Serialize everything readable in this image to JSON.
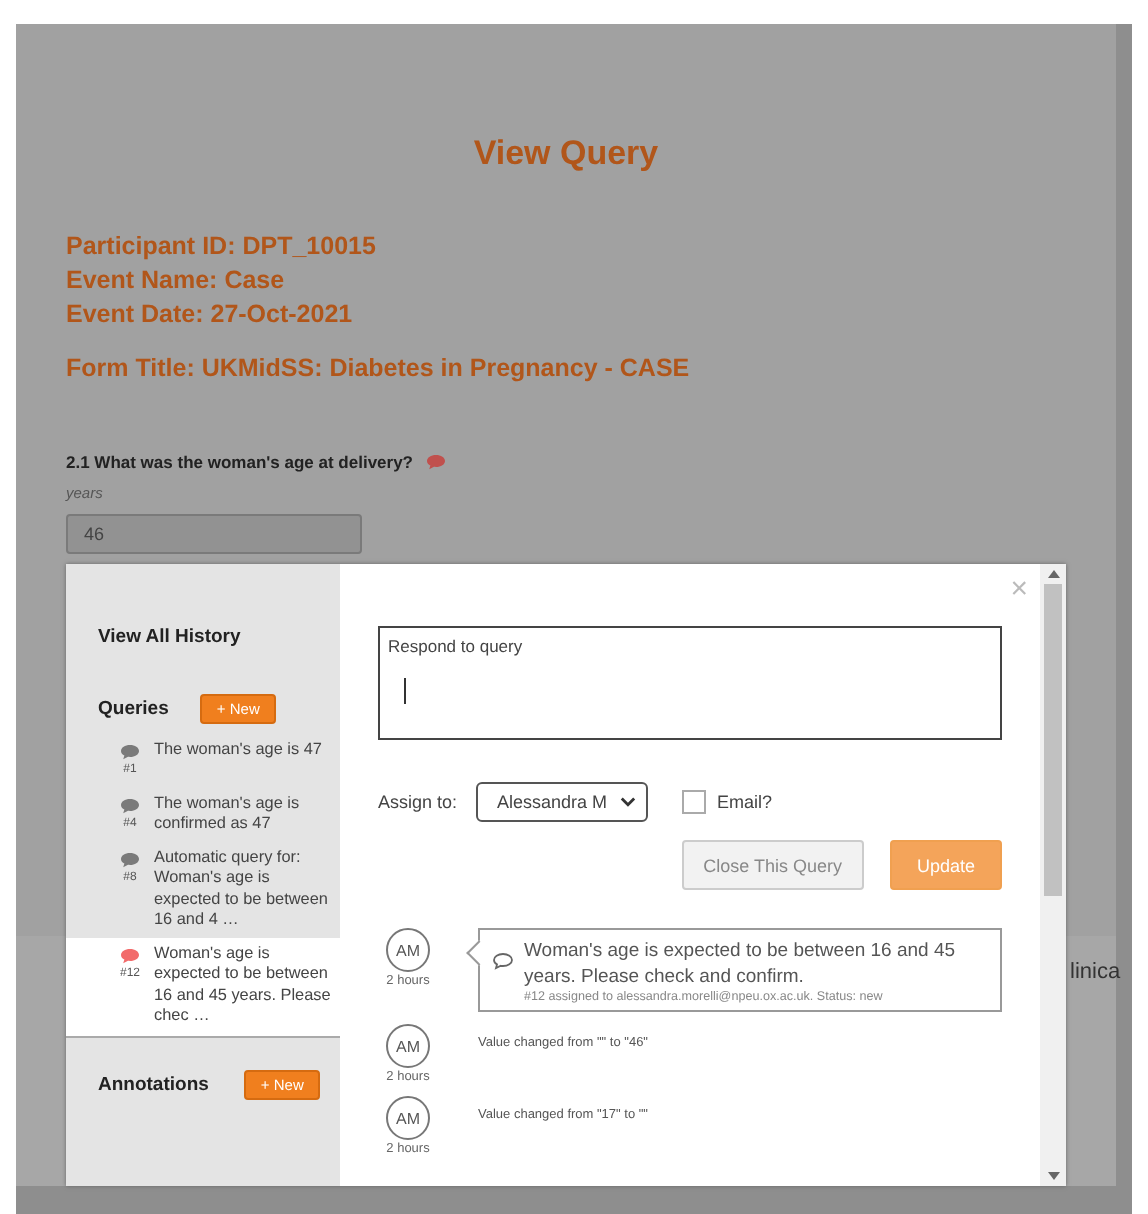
{
  "page": {
    "title": "View Query",
    "details": [
      "Participant ID: DPT_10015",
      "Event Name: Case",
      "Event Date: 27-Oct-2021"
    ],
    "form_title": "Form Title: UKMidSS: Diabetes in Pregnancy - CASE",
    "question": "2.1 What was the woman's age at delivery?",
    "unit": "years",
    "answer": "46",
    "behind_text": "linica"
  },
  "modal": {
    "history_link": "View All History",
    "queries": {
      "heading": "Queries",
      "new_button": "+ New",
      "items": [
        {
          "number": "#1",
          "text": "The woman's age is 47",
          "selected": false
        },
        {
          "number": "#4",
          "text": "The woman's age is confirmed as 47",
          "selected": false
        },
        {
          "number": "#8",
          "text": "Automatic query for: Woman's age is expected to be between 16 and 4 …",
          "selected": false
        },
        {
          "number": "#12",
          "text": "Woman's age is expected to be between 16 and 45 years. Please chec …",
          "selected": true
        }
      ]
    },
    "annotations": {
      "heading": "Annotations",
      "new_button": "+ New"
    },
    "close": "×",
    "response": {
      "label": "Respond to query"
    },
    "assign": {
      "label": "Assign to:",
      "value": "Alessandra M"
    },
    "email": {
      "label": "Email?",
      "checked": false
    },
    "buttons": [
      {
        "label": "Close This Query",
        "kind": "secondary"
      },
      {
        "label": "Update",
        "kind": "primary"
      }
    ],
    "history": [
      {
        "kind": "comment",
        "initials": "AM",
        "time": "2 hours",
        "text": "Woman's age is expected to be between 16 and 45 years. Please check and confirm.",
        "meta": "#12 assigned to alessandra.morelli@npeu.ox.ac.uk. Status: new"
      },
      {
        "kind": "change",
        "initials": "AM",
        "time": "2 hours",
        "text": "Value changed from \"\" to \"46\""
      },
      {
        "kind": "change",
        "initials": "AM",
        "time": "2 hours",
        "text": "Value changed from \"17\" to \"\""
      }
    ]
  }
}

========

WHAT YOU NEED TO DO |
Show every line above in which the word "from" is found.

WORKED SOLUTION |
        "text": "Value changed from \"\" to \"46\""
        "text": "Value changed from \"17\" to \"\""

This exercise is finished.